Most lenders offer interest-only loans for a limited time – up to 5 years in some cases – after which you either need to start paying back the principal, or you must reapply to continue paying the home loan on an interest-only basis.
Many investors choose interest-only loans as they can pay less in mortgage repayments and can easily work out a tax deductable amount to claim.

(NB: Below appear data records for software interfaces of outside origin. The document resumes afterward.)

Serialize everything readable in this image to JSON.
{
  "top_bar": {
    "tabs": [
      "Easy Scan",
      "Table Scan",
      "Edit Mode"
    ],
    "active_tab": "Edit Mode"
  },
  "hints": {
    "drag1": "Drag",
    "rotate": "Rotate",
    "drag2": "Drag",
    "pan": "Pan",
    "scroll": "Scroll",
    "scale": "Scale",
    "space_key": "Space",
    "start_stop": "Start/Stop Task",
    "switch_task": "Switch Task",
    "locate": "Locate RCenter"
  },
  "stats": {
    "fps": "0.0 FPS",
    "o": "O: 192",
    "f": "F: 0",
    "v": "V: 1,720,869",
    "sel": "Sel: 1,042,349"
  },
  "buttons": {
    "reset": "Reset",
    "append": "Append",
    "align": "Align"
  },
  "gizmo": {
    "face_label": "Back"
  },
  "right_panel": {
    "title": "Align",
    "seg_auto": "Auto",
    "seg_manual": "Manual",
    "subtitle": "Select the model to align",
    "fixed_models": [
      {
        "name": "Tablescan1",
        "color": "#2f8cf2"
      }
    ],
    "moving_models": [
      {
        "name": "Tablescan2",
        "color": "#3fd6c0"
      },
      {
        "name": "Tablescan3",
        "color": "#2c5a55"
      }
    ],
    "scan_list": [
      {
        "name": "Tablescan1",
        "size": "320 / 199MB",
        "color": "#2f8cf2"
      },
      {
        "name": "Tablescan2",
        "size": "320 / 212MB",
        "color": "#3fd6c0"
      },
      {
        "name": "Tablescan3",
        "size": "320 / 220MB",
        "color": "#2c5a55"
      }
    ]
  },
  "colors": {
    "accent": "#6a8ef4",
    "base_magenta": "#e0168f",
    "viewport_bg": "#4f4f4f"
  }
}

First home buyers may find this an attractive loan type, particularly after the shock of initial buying expenses.
APRA crackdown on interest-only lending
Recently, lenders have been increasing interest rates for interest-only loans and the requirements to have one have become much harder (if the option hasn’t been removed completely). This is a result of a recent crackdown by APRA on risky lending practices.
It is important you look at the comparison rates of interest-only vs. principal and interest loans for this reason, as the money you save paying interest soon may not stack up as rates continue to rise.
How they stack up
Example – owner-occupier Alex has taken out a $350,000 home loan at a rate of 5 per cent interest over a term of 25 years.
If she took out a P&I Loan for the whole loan term:
|Total cost of loan||$613,820|
If she took out a five-year interest-only loan, and then swapped to paying P&I:
|Monthly repayments (five-years interest-only)||$1,458|
|Monthly repayments (20-years P&I)||$2,310|
|Total cost of loan||$641,863|
Paying the principal and interest option will set Alex back around $2,046 per month, while the interest only option might seem more affordable at around $1,458 per month for the first five years.
However, once that interest-only period finishes Alex will be left paying principal and interest on a 20-year loan term, which is almost $300 more expensive per month and costs her an extra $28,043 over the life of the loan.
How do I know which is the best home loan for me?
Choosing between principal and interest or interest-only loans is a personal decision that comes down to individual factors, including whether you’re an owner-occupier, whether you’re concerned about finances etc.
Try using our home loan calculator to estimate your repayments and determine the total amount of interest payable over the lifetime of the loan. This should help you to determine if you can afford to pay both principal and interest.